One woman had come for her first parkrun “with a barcode and everything!” accompanied, I think, by her more parkrun experienced friend. One man, tallish and around my age, was sporting shiny new racing flats and I wondered aloud whether he was the individual who always ensures I’m at least second finisher in my age group at Crystal Palace. By exchanging names it was established that he, Tony, wasn’t said individual, but that nonetheless we were relatively well matched and would try a freedom run together.

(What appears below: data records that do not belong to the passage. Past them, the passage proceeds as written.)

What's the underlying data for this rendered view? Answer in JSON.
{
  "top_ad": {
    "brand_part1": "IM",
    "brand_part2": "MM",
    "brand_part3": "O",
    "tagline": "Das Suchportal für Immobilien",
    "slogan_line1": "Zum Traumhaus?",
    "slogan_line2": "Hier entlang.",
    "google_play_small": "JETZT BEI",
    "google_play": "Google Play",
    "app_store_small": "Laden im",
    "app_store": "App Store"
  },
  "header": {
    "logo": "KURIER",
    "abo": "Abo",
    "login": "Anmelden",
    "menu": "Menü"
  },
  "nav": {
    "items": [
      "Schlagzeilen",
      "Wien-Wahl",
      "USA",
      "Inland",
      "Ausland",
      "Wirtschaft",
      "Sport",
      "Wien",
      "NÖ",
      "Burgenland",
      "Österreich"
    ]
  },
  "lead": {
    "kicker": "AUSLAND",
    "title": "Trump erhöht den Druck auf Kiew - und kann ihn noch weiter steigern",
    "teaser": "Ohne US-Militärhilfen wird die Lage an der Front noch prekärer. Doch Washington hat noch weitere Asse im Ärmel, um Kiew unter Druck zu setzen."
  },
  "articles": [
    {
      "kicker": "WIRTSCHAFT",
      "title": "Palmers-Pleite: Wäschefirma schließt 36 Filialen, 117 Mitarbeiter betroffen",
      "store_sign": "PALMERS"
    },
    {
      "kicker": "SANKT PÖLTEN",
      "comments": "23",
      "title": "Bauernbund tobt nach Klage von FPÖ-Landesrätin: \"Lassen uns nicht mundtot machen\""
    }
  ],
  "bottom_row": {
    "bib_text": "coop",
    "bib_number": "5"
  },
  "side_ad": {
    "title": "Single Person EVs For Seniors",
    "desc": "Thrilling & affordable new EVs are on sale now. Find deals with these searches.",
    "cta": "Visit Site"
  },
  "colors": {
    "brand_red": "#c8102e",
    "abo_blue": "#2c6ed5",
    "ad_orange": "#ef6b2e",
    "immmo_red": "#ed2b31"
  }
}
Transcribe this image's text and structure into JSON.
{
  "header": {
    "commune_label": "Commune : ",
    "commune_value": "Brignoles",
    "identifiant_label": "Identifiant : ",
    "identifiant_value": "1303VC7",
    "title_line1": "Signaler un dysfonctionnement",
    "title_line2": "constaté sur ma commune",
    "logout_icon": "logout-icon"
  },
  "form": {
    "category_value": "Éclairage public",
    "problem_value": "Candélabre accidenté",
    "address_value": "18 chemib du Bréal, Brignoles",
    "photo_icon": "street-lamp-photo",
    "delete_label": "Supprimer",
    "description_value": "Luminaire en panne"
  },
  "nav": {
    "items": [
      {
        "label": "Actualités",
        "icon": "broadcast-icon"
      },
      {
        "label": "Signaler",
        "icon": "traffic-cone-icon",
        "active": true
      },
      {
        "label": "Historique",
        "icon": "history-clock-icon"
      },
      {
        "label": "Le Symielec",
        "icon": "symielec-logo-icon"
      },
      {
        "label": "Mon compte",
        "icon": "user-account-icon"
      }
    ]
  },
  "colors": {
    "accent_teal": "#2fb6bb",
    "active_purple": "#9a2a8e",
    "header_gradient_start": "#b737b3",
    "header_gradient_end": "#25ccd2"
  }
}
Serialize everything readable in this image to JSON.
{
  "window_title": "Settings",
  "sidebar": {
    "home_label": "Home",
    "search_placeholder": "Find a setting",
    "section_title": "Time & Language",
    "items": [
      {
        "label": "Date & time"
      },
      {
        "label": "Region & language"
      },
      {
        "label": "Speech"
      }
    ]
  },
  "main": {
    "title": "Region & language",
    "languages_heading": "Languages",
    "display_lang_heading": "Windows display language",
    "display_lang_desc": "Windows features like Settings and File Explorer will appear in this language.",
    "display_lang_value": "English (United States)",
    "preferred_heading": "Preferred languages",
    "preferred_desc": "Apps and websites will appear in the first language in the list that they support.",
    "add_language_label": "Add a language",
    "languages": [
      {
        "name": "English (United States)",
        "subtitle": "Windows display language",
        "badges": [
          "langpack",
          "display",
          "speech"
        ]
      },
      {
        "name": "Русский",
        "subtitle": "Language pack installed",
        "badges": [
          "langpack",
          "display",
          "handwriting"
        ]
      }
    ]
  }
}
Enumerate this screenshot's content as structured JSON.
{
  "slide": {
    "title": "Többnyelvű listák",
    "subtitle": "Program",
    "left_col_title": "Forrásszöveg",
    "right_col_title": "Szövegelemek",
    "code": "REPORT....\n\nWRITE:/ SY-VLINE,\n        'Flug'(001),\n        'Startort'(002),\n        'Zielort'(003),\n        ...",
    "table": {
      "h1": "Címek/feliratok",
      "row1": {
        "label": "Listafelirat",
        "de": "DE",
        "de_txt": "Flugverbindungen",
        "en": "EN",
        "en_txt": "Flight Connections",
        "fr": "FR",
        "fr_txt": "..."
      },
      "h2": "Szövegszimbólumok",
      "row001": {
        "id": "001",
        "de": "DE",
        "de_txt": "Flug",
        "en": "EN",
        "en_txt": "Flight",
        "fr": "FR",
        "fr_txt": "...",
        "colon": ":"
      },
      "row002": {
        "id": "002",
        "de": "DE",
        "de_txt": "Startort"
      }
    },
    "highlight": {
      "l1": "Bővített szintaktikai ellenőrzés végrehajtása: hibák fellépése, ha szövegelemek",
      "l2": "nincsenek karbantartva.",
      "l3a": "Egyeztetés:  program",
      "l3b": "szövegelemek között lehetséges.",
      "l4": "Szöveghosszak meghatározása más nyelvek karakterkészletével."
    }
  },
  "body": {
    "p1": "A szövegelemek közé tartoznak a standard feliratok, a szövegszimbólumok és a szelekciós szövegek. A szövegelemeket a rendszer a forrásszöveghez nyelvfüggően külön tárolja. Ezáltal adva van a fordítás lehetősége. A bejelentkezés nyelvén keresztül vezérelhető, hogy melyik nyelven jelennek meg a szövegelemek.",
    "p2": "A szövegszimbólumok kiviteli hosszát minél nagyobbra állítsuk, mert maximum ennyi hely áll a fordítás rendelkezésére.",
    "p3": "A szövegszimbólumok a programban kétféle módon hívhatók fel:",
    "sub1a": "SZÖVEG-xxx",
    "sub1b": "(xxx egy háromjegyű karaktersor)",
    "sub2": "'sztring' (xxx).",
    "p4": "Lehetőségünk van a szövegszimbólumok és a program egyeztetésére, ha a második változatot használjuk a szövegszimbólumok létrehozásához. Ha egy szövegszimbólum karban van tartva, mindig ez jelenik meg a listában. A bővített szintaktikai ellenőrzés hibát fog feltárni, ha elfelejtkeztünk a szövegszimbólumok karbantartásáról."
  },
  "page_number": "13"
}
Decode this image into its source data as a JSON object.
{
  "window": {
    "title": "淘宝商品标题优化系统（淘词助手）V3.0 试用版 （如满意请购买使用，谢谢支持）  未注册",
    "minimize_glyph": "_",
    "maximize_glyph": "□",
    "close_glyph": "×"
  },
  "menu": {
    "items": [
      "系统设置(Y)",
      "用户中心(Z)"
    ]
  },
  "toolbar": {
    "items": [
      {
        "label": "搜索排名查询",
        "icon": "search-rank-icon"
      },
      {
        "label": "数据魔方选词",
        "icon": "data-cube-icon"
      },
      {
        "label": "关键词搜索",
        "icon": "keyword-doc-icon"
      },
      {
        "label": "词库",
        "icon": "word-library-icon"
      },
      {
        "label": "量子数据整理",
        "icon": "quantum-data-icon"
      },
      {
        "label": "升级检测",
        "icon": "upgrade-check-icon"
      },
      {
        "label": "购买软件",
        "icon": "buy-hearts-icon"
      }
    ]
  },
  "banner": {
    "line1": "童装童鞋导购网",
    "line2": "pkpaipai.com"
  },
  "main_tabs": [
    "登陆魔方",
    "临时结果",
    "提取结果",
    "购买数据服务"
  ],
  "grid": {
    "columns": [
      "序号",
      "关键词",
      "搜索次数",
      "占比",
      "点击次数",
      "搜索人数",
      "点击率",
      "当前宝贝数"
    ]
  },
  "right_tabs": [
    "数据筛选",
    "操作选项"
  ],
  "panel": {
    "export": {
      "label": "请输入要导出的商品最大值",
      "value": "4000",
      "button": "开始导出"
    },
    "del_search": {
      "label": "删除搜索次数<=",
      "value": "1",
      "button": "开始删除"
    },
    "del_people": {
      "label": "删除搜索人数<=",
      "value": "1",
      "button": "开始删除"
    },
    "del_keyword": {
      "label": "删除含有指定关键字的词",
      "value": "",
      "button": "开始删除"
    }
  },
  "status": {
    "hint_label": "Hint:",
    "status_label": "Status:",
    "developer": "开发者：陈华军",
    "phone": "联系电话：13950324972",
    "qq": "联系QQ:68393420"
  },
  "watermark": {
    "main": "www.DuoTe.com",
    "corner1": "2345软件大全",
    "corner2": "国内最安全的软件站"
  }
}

From a running point of view I was surprised at just how well I ran given that I wasn’t within the normal congregation of parkrunners and, taking into account my statistical obsession, that I wasn’t going to be rewarded with an official time. I probably backed off a little in the final kilometre, but still finished within 30 seconds of my course PB. I recorded a lap point on my watch for my own time and left it running as I turned to see Tony pressing hard in the final part of the slightly uphill finish straight, held out my arm as a finishing line and encouraged him home. I stopped my watch and whilst we were both still recovering the other parkrunners we’d seen at the start briefly joined us and wondered aloud whether they fancied another lap …

Having regained the power of fluent conversation Tony and I contemplated our respective runs as we ambled across the park in the direction of some of his belongings that he’d creatively stashed in the undergrowth when he’d realised there were going to be no parkrun volunteers to leave them with. We then went our separate ways.

At no point did I consider being annoyed with parkrun “it’s supposed to be every Saturday at 9:00 isn’t it?” or with myself for not checking twitter, facebook or the parkrun website for cancellation information. I wasn’t frustrated that I’d missed a count towards my parkrun 50 club t-shirt or that I’d not had an opportunity to improve my course PB or that I missed running within a large group of similarly able runners. All these things are my strongest conscious motivators for parkrunning. And yet parkrunday 23 November was not a disappointment, it was one of my favourite parkruns.

Somehow today’s @theparkrunshow tweet and particularly the accompanying image, below, encouraged my thoughts to coalesce.

not-a-race

“parkrun isn’t a race, it’s a state of mind”